REQUIRED ACTION. Would you filter the listing below so that only lines with the word "true" remain?

RECORDS.
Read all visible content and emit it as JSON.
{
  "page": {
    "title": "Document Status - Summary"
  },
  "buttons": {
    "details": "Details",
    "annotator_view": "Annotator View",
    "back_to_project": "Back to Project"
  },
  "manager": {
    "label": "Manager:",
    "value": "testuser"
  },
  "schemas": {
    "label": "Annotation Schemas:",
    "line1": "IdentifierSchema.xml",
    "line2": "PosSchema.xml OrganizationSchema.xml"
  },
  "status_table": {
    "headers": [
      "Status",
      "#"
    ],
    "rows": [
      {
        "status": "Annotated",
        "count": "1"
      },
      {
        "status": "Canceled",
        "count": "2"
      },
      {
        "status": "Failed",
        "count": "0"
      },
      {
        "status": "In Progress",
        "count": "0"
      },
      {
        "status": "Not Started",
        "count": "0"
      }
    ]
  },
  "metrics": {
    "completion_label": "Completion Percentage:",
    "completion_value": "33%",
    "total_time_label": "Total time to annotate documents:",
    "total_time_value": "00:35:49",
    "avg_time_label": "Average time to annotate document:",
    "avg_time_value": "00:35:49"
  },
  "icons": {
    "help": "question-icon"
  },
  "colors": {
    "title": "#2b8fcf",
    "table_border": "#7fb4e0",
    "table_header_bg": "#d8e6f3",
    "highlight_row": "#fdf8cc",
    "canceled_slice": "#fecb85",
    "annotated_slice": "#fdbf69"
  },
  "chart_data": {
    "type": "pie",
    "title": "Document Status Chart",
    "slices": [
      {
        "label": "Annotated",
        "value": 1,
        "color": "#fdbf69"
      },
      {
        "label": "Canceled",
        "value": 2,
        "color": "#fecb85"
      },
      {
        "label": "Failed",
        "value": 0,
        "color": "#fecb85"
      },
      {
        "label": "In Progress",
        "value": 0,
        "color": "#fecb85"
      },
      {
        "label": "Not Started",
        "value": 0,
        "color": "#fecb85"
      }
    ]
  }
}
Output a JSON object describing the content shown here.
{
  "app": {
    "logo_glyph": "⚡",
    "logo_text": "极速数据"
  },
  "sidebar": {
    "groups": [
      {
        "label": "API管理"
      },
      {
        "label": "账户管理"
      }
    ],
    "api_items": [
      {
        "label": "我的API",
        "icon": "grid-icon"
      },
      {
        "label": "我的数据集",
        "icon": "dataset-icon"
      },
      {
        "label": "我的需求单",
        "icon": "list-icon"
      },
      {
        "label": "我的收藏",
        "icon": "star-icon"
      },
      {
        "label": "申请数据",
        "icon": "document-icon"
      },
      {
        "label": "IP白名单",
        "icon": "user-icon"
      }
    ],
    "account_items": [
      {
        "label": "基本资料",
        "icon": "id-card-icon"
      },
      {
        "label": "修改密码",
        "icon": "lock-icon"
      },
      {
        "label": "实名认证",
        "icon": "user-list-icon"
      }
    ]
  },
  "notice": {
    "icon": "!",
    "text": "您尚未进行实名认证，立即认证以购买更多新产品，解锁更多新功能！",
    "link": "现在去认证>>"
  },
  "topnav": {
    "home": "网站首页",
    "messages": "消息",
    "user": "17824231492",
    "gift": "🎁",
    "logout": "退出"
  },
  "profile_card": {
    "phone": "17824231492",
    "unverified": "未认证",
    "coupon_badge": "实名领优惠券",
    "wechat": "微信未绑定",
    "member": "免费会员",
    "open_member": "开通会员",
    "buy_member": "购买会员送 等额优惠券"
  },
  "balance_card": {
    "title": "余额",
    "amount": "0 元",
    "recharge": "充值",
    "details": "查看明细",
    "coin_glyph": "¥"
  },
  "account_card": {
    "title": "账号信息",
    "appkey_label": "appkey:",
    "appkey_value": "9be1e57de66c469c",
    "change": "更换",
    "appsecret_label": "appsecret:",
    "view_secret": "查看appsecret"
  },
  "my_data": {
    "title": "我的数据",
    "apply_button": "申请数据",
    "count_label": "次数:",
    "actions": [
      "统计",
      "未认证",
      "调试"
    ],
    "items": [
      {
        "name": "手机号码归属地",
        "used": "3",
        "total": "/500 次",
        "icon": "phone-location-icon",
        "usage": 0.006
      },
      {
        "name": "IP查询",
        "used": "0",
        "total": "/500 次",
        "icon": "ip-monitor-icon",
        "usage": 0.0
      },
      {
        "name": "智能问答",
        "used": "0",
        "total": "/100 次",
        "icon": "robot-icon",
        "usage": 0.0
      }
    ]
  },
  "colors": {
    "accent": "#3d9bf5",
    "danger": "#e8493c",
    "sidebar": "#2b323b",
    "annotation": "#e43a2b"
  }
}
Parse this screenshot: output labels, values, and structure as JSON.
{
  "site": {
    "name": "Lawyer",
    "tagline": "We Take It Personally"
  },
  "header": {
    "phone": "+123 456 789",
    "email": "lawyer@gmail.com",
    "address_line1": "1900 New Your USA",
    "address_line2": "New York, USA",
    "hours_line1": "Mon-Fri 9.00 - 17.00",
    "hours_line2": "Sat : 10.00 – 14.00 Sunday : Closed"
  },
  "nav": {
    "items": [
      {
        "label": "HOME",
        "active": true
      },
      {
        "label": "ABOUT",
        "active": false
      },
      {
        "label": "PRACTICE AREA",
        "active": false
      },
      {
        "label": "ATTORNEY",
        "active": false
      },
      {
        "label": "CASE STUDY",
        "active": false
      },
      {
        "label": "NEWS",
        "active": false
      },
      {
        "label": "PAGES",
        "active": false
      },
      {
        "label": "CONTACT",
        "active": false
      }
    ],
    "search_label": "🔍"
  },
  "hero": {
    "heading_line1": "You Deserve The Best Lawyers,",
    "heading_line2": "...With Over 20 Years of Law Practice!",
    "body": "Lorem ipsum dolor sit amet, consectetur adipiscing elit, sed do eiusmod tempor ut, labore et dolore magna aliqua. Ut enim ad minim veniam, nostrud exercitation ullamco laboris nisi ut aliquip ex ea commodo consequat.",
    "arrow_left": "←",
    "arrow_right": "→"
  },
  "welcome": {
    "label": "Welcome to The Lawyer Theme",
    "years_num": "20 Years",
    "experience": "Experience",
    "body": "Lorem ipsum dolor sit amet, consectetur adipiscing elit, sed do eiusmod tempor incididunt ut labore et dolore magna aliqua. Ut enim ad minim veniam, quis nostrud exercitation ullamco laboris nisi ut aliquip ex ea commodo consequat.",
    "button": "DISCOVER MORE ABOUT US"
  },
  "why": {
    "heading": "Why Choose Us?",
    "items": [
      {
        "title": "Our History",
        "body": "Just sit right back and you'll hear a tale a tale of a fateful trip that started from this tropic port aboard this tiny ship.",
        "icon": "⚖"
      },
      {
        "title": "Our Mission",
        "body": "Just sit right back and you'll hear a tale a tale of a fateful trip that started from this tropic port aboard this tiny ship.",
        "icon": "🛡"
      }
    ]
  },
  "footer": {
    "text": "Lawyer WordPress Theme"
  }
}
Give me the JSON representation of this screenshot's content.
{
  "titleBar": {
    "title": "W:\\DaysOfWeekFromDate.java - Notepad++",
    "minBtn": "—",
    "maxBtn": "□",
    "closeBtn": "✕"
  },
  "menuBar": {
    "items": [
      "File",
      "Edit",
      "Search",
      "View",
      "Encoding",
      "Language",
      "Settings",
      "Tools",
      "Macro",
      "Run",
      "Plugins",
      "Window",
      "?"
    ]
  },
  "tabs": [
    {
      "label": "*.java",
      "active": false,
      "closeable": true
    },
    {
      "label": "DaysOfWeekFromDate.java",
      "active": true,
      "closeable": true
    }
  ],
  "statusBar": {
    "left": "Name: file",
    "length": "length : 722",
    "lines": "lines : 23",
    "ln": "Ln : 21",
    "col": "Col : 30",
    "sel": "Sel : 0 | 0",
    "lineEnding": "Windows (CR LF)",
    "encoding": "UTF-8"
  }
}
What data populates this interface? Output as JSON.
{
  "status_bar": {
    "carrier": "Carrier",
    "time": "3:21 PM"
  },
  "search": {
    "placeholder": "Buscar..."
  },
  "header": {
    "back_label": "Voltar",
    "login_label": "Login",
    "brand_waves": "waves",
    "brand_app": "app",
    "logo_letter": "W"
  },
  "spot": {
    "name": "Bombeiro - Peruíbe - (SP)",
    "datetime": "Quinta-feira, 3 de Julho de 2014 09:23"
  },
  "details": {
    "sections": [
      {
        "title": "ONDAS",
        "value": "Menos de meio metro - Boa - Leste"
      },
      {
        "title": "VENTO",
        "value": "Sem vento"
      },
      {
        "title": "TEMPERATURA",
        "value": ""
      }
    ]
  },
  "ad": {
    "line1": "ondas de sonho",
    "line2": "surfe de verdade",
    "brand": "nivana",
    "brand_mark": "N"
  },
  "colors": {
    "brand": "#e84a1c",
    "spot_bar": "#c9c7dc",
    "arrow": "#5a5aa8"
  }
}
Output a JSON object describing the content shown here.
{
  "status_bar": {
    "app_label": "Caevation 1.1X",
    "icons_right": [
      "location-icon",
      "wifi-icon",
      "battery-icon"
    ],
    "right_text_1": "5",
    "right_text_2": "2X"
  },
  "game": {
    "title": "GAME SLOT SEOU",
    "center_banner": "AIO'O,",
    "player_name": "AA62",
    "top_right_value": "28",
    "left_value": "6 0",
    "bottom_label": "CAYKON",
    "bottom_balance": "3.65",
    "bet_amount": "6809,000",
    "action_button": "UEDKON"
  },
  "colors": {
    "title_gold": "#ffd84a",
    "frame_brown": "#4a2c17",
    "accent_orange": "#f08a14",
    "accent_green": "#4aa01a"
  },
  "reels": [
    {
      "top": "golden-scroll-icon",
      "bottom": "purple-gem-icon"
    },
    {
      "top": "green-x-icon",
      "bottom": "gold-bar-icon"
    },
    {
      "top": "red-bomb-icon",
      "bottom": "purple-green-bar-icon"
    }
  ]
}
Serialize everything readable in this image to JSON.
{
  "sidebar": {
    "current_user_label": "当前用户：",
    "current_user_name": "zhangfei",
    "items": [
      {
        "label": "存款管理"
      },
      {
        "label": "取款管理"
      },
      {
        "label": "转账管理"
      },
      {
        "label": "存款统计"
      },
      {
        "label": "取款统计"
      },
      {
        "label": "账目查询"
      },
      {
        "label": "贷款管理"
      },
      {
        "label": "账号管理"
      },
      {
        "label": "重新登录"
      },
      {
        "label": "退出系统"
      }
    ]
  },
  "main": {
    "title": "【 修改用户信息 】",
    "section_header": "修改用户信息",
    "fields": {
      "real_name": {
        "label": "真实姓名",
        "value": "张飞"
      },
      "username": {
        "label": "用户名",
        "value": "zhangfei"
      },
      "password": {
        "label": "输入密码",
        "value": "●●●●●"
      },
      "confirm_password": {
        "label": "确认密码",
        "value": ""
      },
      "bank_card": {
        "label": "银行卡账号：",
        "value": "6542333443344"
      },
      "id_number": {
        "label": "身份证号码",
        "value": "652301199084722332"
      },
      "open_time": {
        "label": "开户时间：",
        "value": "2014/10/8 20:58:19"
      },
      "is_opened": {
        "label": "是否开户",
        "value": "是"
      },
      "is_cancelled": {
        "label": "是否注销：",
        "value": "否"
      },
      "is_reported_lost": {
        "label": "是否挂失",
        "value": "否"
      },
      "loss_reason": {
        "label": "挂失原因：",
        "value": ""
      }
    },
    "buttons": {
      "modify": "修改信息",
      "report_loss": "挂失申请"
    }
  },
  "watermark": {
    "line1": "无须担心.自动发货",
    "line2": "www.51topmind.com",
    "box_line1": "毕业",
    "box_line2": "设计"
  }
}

RESULT OF THE EXERCISE.
        "active": true
      "closeable": true
      "active": true,
      "closeable": true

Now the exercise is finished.